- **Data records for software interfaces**
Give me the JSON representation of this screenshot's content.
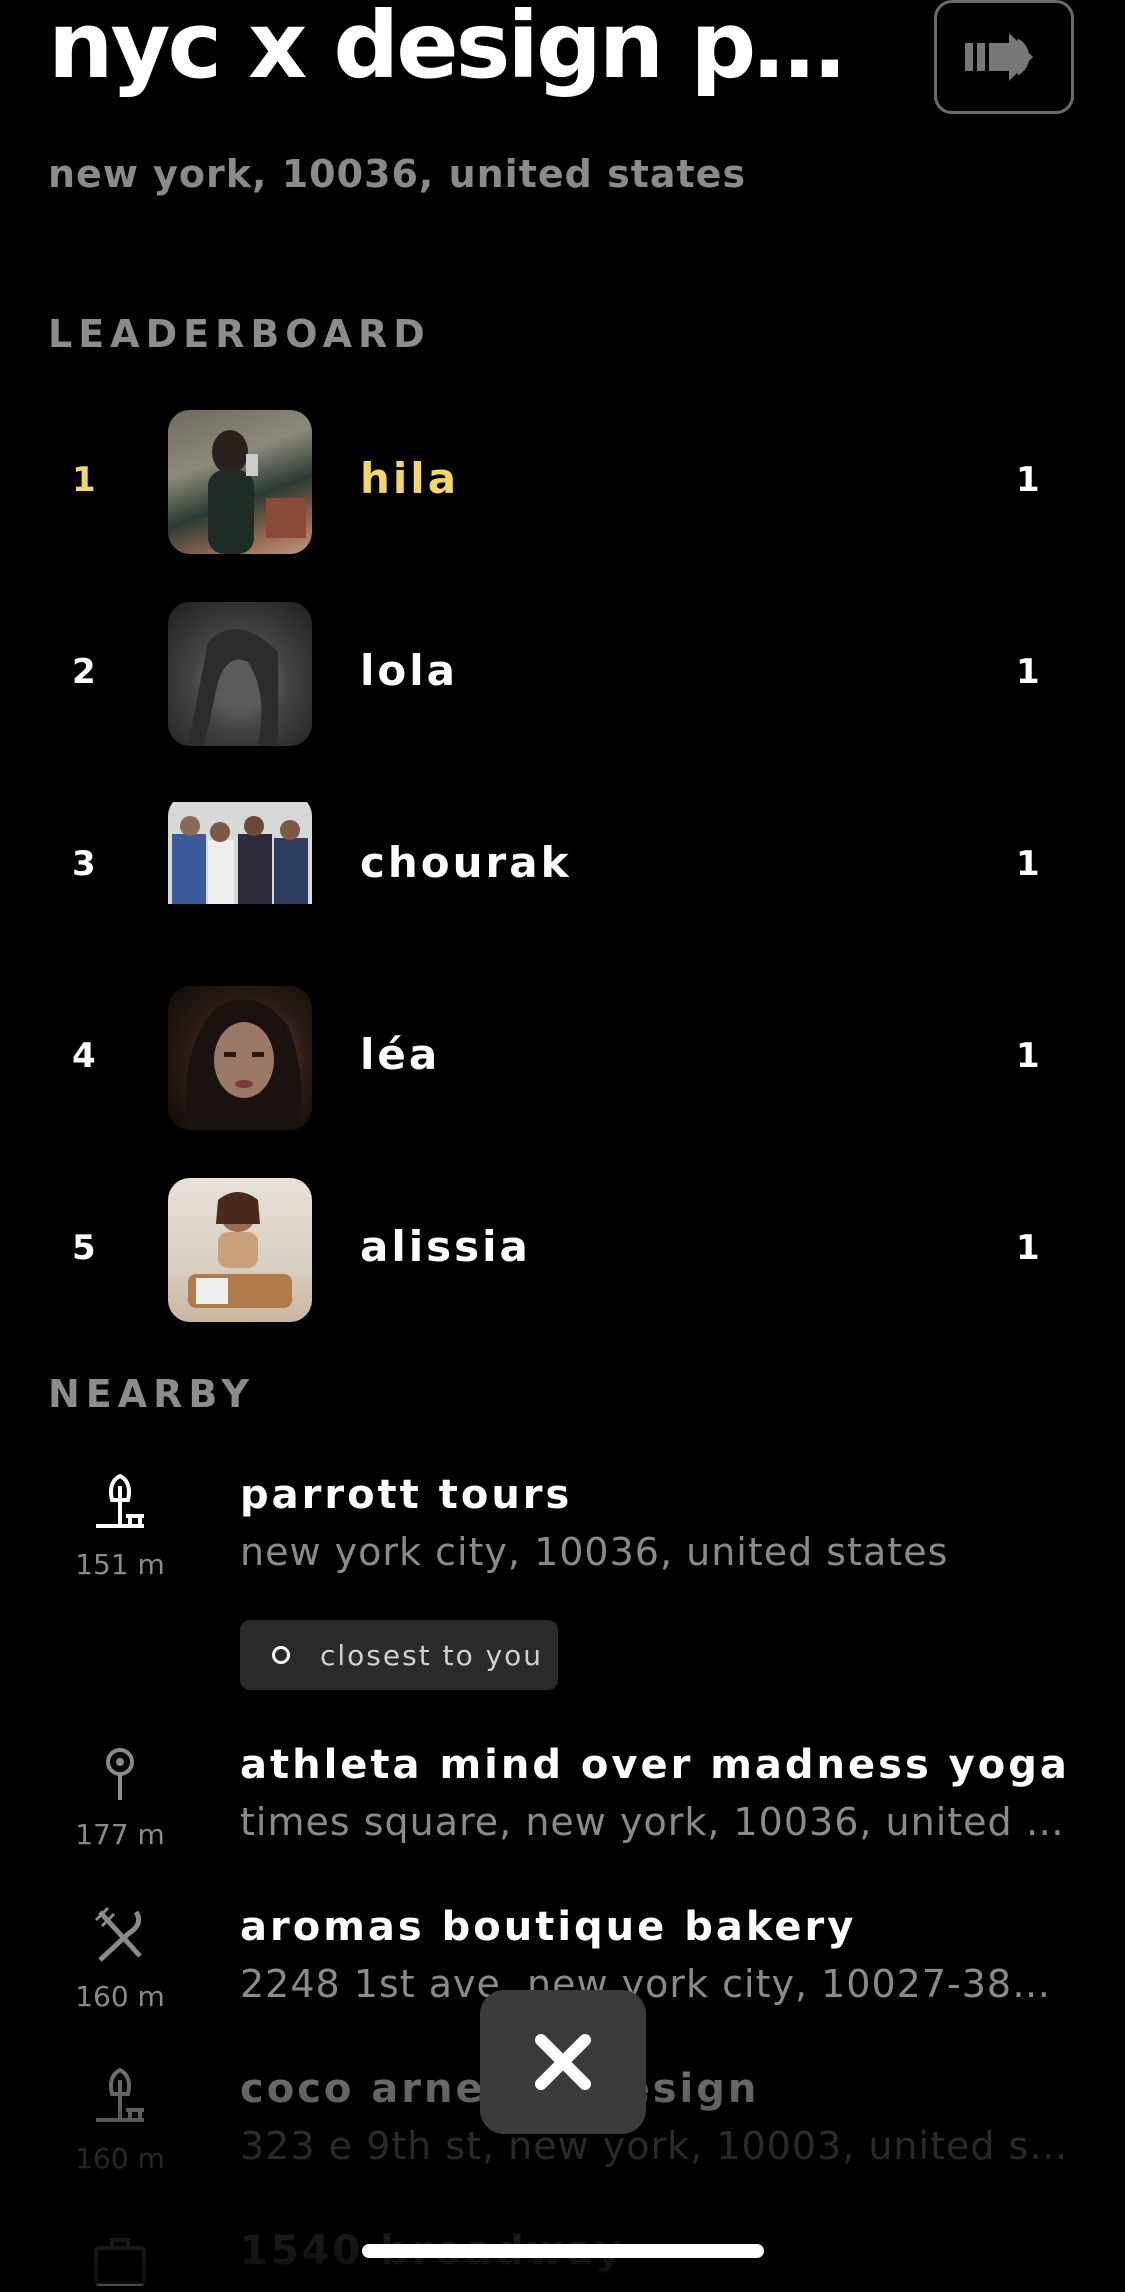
{
  "header": {
    "title": "nyc x design pavili...",
    "subtitle": "new york, 10036, united states"
  },
  "leaderboard": {
    "heading": "LEADERBOARD",
    "entries": [
      {
        "rank": "1",
        "name": "hila",
        "score": "1"
      },
      {
        "rank": "2",
        "name": "lola",
        "score": "1"
      },
      {
        "rank": "3",
        "name": "chourak",
        "score": "1"
      },
      {
        "rank": "4",
        "name": "léa",
        "score": "1"
      },
      {
        "rank": "5",
        "name": "alissia",
        "score": "1"
      }
    ]
  },
  "nearby": {
    "heading": "NEARBY",
    "items": [
      {
        "icon": "park-tree-icon",
        "distance": "151 m",
        "name": "parrott tours",
        "address": "new york city, 10036, united states",
        "badge": "closest to you"
      },
      {
        "icon": "map-pin-icon",
        "distance": "177 m",
        "name": "athleta mind over madness yoga",
        "address": "times square, new york, 10036, united s..."
      },
      {
        "icon": "fork-knife-icon",
        "distance": "160 m",
        "name": "aromas boutique bakery",
        "address": "2248 1st ave, new york city, 10027-3811,..."
      },
      {
        "icon": "park-tree-icon",
        "distance": "160 m",
        "name": "coco arnesen design",
        "address": "323 e 9th st, new york, 10003, united st..."
      },
      {
        "icon": "briefcase-icon",
        "distance": "",
        "name": "1540 broadway",
        "address": ""
      }
    ]
  },
  "colors": {
    "accent_gold": "#f5d66b",
    "muted": "#8a8a8a",
    "background": "#000000"
  }
}
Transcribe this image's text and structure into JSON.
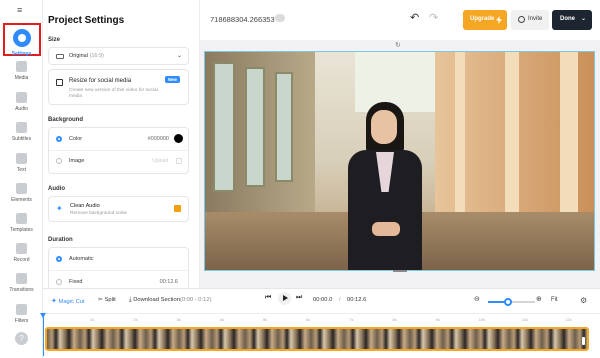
{
  "rail": {
    "items": [
      {
        "label": "Settings",
        "icon": "settings-icon"
      },
      {
        "label": "Media",
        "icon": "plus-icon"
      },
      {
        "label": "Audio",
        "icon": "music-icon"
      },
      {
        "label": "Subtitles",
        "icon": "subtitles-icon"
      },
      {
        "label": "Text",
        "icon": "text-icon"
      },
      {
        "label": "Elements",
        "icon": "elements-icon"
      },
      {
        "label": "Templates",
        "icon": "templates-icon"
      },
      {
        "label": "Record",
        "icon": "record-icon"
      },
      {
        "label": "Transitions",
        "icon": "transitions-icon"
      },
      {
        "label": "Filters",
        "icon": "filters-icon"
      }
    ],
    "help": "?"
  },
  "panel": {
    "title": "Project Settings",
    "size": {
      "label": "Size",
      "select_value": "Original",
      "select_ratio": "(16:9)"
    },
    "resize": {
      "title": "Resize for social media",
      "description": "Create new version of this video for social media",
      "badge": "New"
    },
    "background": {
      "label": "Background",
      "color_label": "Color",
      "color_value": "#000000",
      "image_label": "Image",
      "upload": "Upload"
    },
    "audio": {
      "label": "Audio",
      "title": "Clean Audio",
      "description": "Remove background noise"
    },
    "duration": {
      "label": "Duration",
      "automatic": "Automatic",
      "fixed": "Fixed",
      "fixed_value": "00:12.6"
    }
  },
  "topbar": {
    "project_id": "718688304.266353",
    "upgrade": "Upgrade",
    "invite": "Invite",
    "done": "Done"
  },
  "timeline": {
    "magic_cut": "Magic Cut",
    "split": "Split",
    "download": "Download Section",
    "download_range": "(0:00 - 0:12)",
    "current_time": "00:00.0",
    "separator": "/",
    "total_time": "00:12.6",
    "fit": "Fit",
    "zoom_level": 0.42,
    "ticks": [
      "1s",
      "2s",
      "3s",
      "4s",
      "5s",
      "6s",
      "7s",
      "8s",
      "9s",
      "10s",
      "11s",
      "12s"
    ]
  },
  "colors": {
    "accent": "#2f8cff",
    "upgrade": "#f5a623",
    "done": "#1c2530"
  }
}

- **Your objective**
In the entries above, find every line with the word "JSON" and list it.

- **Solution below**
Give me the JSON representation of this screenshot's content.
Transcribe this image's text and structure into JSON.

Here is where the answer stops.